We recently heard from a reader who is quite worried about her lemon trees. She explained that in the last few months she has noticed a few worm-like organisms in her lemon tree pots, but it became a real issue after she fertilized her plants. She wrote, “I scratched up the top couple of inches of both tree pots, sprinkled in organic citrus fertilizer and watered them. About half an hour I noticed a MASS EXODUS of worms crawling everywhere over the soil and outside of the pots.” It took her about 20 minutes to get rid of all the worms, but 30 minutes later they were back! Since then she has found more every day. She has had these trees for 3 years and never dealt with anything like this, so she thinks they might have come from a foreign source. Her husband recently brought home a spider plant, and she thinks it might be the culprit. Her main concern is that her trees have lemons and flower buds on them, and she is worried that if she has to re-pot them she will lose the fruit. So, what are these creatures and are they harmful?
There are plenty of caterpillars that feed on lemon trees and citrus plants. Most notably are California orangetails, which are brown and green with white spots. In other words, they bear no resemblance to the white creatures in the picture our reader sent.

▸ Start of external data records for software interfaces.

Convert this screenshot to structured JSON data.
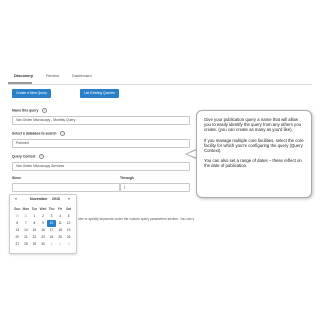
{
  "tabs": [
    "Discovery",
    "Review",
    "Dashboard"
  ],
  "buttons": {
    "create": "Create a New Query",
    "list": "List Existing Queries"
  },
  "form": {
    "name_label": "Name this query",
    "name_value": "Van Orden Microscopy - Monthly Query",
    "database_label": "Select a database to search",
    "database_value": "Pubmed",
    "context_label": "Query Context",
    "context_value": "Van Orden Microscopy Services",
    "since_label": "Since",
    "through_label": "Through",
    "info_symbol": "i"
  },
  "partial_text": "nter or specify keywords under the custom query parameters section. You can s",
  "callout": {
    "p1": "Give your publication query a name that will allow you to easily identify the query from any others you create. (you can create as many as you'd like).",
    "p2": "If you manage multiple core facilities, select the core facility for which you're configuring the query (Query Context).",
    "p3": "You can also set a range of dates – these reflect on the date of publication."
  },
  "calendar": {
    "month": "November",
    "year": "2016",
    "prev": "«",
    "next": "»",
    "weekdays": [
      "Sun",
      "Mon",
      "Tue",
      "Wed",
      "Thu",
      "Fri",
      "Sat"
    ],
    "weeks": [
      [
        "30",
        "31",
        "1",
        "2",
        "3",
        "4",
        "5"
      ],
      [
        "6",
        "7",
        "8",
        "9",
        "10",
        "11",
        "12"
      ],
      [
        "13",
        "14",
        "15",
        "16",
        "17",
        "18",
        "19"
      ],
      [
        "20",
        "21",
        "22",
        "23",
        "24",
        "25",
        "26"
      ],
      [
        "27",
        "28",
        "29",
        "30",
        "1",
        "2",
        "3"
      ]
    ],
    "selected": "10",
    "colors": {
      "selected": "#2a7fc9"
    }
  },
  "colors": {
    "button": "#2a7fc9"
  }
}
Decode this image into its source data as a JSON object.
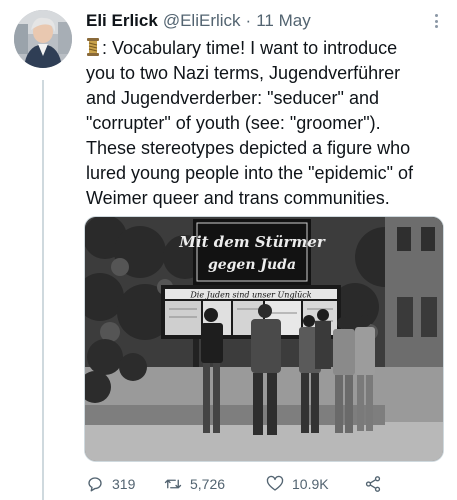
{
  "tweet": {
    "author_name": "Eli Erlick",
    "author_handle": "@EliErlick",
    "separator": "·",
    "date": "11 May",
    "text": ": Vocabulary time! I want to introduce\nyou to two Nazi terms, Jugendverführer\nand Jugendverderber: \"seducer\" and\n\"corrupter\" of youth (see: \"groomer\").\nThese stereotypes depicted a figure who\nlured young people into the \"epidemic\" of\nWeimer queer and trans communities.",
    "leading_emoji": "thread-spool-icon"
  },
  "photo": {
    "sign_line1": "Mit dem Stürmer",
    "sign_line2": "gegen Juda",
    "board_caption": "Die Juden sind unser Unglück"
  },
  "stats": {
    "replies": "319",
    "retweets": "5,726",
    "likes": "10.9K"
  },
  "colors": {
    "text": "#0f1419",
    "secondary": "#536471",
    "border": "#cfd9de"
  }
}
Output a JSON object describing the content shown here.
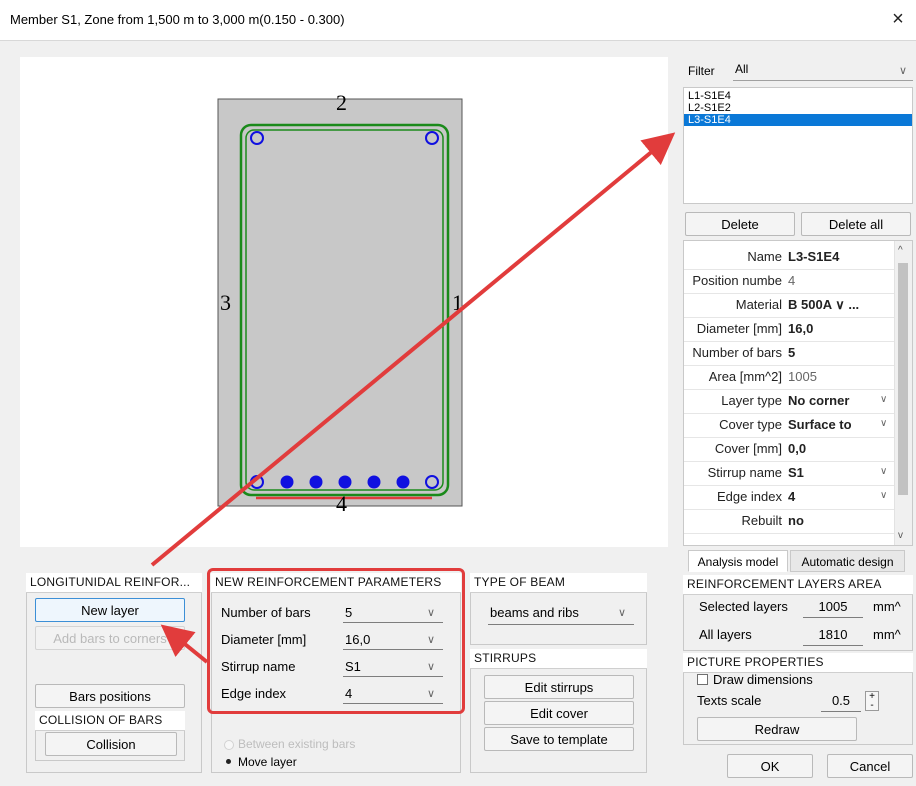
{
  "window": {
    "title": "Member S1, Zone from 1,500 m to 3,000 m(0.150 - 0.300)",
    "close_label": "×"
  },
  "section": {
    "edge_labels": [
      "2",
      "3",
      "1",
      "4"
    ]
  },
  "filter": {
    "label": "Filter",
    "value": "All",
    "items": [
      "L1-S1E4",
      "L2-S1E2",
      "L3-S1E4"
    ],
    "selected_index": 2
  },
  "layer_buttons": {
    "delete": "Delete",
    "delete_all": "Delete all"
  },
  "properties": [
    {
      "key": "Name",
      "value": "L3-S1E4",
      "dropdown": false,
      "muted": false
    },
    {
      "key": "Position numbe",
      "value": "4",
      "dropdown": false,
      "muted": true
    },
    {
      "key": "Material",
      "value": "B 500A ∨ ...",
      "dropdown": false,
      "muted": false
    },
    {
      "key": "Diameter [mm]",
      "value": "16,0",
      "dropdown": false,
      "muted": false
    },
    {
      "key": "Number of bars",
      "value": "5",
      "dropdown": false,
      "muted": false
    },
    {
      "key": "Area [mm^2]",
      "value": "1005",
      "dropdown": false,
      "muted": true
    },
    {
      "key": "Layer type",
      "value": "No corner",
      "dropdown": true,
      "muted": false
    },
    {
      "key": "Cover type",
      "value": "Surface to",
      "dropdown": true,
      "muted": false
    },
    {
      "key": "Cover [mm]",
      "value": "0,0",
      "dropdown": false,
      "muted": false
    },
    {
      "key": "Stirrup name",
      "value": "S1",
      "dropdown": true,
      "muted": false
    },
    {
      "key": "Edge index",
      "value": "4",
      "dropdown": true,
      "muted": false
    },
    {
      "key": "Rebuilt",
      "value": "no",
      "dropdown": false,
      "muted": false
    }
  ],
  "tabs": [
    "Analysis model",
    "Automatic design"
  ],
  "longitudinal": {
    "title": "LONGITUNIDAL REINFOR...",
    "new_layer": "New layer",
    "add_bars_to_corners": "Add bars to corners",
    "bars_positions": "Bars positions",
    "collision_title": "COLLISION OF BARS",
    "collision": "Collision"
  },
  "new_params": {
    "title": "NEW REINFORCEMENT PARAMETERS",
    "rows": [
      {
        "label": "Number of bars",
        "value": "5"
      },
      {
        "label": "Diameter [mm]",
        "value": "16,0"
      },
      {
        "label": "Stirrup name",
        "value": "S1"
      },
      {
        "label": "Edge index",
        "value": "4"
      }
    ],
    "radio_between": "Between existing bars",
    "radio_move": "Move layer"
  },
  "beam_type": {
    "title": "TYPE OF BEAM",
    "value": "beams and ribs"
  },
  "stirrups": {
    "title": "STIRRUPS",
    "edit_stirrups": "Edit stirrups",
    "edit_cover": "Edit cover",
    "save_template": "Save to template"
  },
  "layers_area": {
    "title": "REINFORCEMENT LAYERS AREA",
    "selected_label": "Selected layers",
    "selected_value": "1005",
    "selected_unit": "mm^",
    "all_label": "All layers",
    "all_value": "1810",
    "all_unit": "mm^"
  },
  "picture": {
    "title": "PICTURE PROPERTIES",
    "draw_dimensions": "Draw dimensions",
    "texts_scale_label": "Texts scale",
    "texts_scale_value": "0.5",
    "redraw": "Redraw"
  },
  "dialog": {
    "ok": "OK",
    "cancel": "Cancel"
  },
  "colors": {
    "accent_red": "#e13c3c",
    "selection_blue": "#0a78d7",
    "rebar_blue": "#1010e0",
    "stirrup_green": "#1a8a1a",
    "section_grey": "#c8c8c8"
  }
}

In fact, none of the caterpillars known to feed on lemon trees look like this specimen. We think it looks more like a beetle larva.
Unfortunately, we don’t know exactly what our reader is dealing with. It is possible that these larvae have just recently hatched from eggs that were buried in the soil and that’s why they have suddenly appeared. It is also possible that they came from the new spider plant as our reader suspects. If our reader’s plants are still growing and healthy, she might not need to do anything about these worm-like organisms.
We think it would be best for her to visit a Home & Garden store for advice on this matter. Although we do know about some pest management, we don’t want to be responsible for the life or death of her lemon trees, especially since we aren’t entirely sure what she is dealing with. We wish her the best of luck and hope her lemon trees come out of this ordeal unscathed.